# WHAT YOU SHOULD DO:
Copy every line of the data that contains the string "exceptional".

# DATA SHOWN:
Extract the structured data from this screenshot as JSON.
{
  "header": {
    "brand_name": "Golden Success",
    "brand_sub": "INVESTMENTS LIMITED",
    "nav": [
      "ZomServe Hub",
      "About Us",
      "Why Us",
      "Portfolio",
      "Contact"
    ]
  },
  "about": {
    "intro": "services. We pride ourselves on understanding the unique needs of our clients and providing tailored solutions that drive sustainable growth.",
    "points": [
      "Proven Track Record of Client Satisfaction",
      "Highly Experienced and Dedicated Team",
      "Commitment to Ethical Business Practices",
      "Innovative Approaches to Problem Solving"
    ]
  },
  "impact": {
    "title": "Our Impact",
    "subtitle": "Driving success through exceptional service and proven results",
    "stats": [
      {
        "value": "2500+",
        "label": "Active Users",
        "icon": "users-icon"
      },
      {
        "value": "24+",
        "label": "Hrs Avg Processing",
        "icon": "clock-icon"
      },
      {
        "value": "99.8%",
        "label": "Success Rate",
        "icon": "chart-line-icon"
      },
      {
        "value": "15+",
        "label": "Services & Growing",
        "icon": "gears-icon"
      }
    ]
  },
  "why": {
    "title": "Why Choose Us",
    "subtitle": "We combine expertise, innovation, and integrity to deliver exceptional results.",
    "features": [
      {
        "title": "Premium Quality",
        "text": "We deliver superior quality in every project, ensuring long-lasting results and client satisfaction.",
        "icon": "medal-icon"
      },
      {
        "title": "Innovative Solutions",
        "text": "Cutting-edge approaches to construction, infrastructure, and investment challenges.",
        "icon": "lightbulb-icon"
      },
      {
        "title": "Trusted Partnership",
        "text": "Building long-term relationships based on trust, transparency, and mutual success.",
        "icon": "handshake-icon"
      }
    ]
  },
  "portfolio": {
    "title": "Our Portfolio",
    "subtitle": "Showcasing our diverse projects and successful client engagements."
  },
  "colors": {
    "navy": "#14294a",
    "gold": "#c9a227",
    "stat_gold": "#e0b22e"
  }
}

# REPLY:
    "subtitle": "Driving success through exceptional service and proven results",
    "subtitle": "We combine expertise, innovation, and integrity to deliver exceptional results.",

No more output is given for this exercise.